Former prime minister Nouri al-Maliki hinted
that Iraqi will witness a horrible civil war following the ongoing
parliamentary election, alleging that the civil war will erupt in case the
results were rigged.
In a recent TV interview, Maliki said: "Civil wars break out after elections, if the results don't satisfy the public."
When asked by the host whether he warns or threatens, Maliki said that he is just expressing his fears.
"I threaten myself and everyone else, manipulating elections' results may result in a civil war," Maliki told his host, demanding the authorities to give decisive guarantees of the elections' fairness and transparency.
Maliki's comments stirred wave of outrage
among politicians and the public, who considered the recent statement as
threats of provoking a civil war in case he failed the election under the
allegations of election forgery.
"Apparently Mr. Maliki wants to turn Iraqi streets into a bloodbath if he doesn't rule the country," an observer to Iraqi issue told The Baghdad Post.
Maliki, the current vice president, was accused of rigging the 2014 elections, by unlawfully getting the votes of west Baghdad.
Maliki has dropped a bomb into the political scene by unearthing an alliance between his coalition "State of Law" and current prime minister Haidar al-Abadi's coalition "Al Nasr," to dominate all the seats in the parliament after the election, the allegation that was dismissed by Abadi, however, Maliki stood by his statement, saying that there is a signed document between the two leaders of al-Daawa party.

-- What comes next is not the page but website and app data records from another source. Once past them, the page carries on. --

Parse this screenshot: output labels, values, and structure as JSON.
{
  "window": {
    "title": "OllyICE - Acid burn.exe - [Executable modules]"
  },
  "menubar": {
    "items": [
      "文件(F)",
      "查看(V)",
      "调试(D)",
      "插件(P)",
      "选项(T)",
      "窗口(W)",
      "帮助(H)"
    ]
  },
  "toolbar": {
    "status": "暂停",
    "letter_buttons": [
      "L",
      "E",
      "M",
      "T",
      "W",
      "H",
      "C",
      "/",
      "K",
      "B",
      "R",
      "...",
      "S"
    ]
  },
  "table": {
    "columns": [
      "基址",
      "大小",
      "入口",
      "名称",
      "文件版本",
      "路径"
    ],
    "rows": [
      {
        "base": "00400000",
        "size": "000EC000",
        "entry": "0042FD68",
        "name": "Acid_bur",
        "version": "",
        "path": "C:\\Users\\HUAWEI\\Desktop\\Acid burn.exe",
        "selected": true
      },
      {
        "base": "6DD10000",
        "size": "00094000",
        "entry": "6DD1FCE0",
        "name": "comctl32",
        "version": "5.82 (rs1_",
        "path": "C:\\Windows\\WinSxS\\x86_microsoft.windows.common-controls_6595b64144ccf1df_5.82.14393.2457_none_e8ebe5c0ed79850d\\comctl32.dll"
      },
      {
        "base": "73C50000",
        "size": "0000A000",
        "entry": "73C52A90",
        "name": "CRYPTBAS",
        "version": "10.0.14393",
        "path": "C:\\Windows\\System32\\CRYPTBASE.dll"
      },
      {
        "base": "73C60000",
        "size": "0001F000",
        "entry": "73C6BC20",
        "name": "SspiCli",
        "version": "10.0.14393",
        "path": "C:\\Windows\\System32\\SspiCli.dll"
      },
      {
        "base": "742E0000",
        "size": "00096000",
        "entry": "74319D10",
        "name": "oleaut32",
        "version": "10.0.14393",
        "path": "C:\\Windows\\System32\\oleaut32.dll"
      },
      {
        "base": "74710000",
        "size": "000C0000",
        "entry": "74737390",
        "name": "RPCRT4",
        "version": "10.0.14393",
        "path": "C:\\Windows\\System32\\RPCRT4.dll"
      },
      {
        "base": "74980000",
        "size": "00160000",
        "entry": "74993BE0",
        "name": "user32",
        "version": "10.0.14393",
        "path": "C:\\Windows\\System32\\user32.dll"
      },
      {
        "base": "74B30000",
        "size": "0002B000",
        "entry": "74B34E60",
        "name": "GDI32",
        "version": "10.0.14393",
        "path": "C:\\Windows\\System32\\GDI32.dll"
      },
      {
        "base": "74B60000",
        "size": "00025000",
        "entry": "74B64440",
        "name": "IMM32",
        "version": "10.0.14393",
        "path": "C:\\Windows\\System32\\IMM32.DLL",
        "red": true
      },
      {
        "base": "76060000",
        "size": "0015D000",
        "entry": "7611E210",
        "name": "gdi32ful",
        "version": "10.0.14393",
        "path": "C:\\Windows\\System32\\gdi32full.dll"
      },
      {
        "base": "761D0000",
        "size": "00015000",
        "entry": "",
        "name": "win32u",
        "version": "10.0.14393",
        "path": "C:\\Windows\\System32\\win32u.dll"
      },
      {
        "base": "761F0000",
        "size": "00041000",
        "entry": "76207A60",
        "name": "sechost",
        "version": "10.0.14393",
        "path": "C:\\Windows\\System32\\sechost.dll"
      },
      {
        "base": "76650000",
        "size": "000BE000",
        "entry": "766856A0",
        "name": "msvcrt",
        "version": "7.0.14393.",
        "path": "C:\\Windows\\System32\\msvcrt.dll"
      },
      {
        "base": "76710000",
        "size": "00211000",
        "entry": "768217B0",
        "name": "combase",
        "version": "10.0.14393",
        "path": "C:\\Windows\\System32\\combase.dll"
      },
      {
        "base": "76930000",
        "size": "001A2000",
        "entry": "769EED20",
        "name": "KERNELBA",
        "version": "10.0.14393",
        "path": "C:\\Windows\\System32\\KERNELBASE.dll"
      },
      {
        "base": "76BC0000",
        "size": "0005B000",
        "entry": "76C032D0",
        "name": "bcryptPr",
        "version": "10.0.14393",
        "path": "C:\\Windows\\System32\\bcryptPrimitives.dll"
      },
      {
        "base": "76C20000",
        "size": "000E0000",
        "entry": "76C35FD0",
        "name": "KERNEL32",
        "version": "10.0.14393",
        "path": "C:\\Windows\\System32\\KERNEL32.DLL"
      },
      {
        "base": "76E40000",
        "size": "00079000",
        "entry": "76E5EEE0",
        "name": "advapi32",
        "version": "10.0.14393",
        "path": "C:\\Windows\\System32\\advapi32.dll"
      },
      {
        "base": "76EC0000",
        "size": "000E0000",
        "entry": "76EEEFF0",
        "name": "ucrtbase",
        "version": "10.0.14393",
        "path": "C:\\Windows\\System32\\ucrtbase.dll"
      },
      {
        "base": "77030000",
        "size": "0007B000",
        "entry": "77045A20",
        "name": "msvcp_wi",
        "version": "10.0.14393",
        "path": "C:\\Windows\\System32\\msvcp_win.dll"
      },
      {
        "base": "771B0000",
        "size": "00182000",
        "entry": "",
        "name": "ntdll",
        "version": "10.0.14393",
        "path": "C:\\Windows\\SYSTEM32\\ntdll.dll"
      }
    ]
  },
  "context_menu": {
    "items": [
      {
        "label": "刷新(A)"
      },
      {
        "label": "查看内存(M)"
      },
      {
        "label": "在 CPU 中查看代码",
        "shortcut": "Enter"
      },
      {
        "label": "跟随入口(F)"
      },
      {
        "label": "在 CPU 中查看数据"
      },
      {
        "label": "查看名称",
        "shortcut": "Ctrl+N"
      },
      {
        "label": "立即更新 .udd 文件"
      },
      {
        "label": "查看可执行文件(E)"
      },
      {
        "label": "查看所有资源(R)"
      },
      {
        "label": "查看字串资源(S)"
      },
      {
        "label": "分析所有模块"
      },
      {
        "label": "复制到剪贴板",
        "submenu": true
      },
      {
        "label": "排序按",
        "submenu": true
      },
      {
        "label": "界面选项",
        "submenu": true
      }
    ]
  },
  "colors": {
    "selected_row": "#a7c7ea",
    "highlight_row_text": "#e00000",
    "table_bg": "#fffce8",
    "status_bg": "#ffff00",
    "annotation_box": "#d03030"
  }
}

Maliki's coalition is adopting the absolute majority scheme that is thought to be set to dominate the government with no partnership with any other political parties, and will crash the Sunni and Kurds rights in being partners in governance.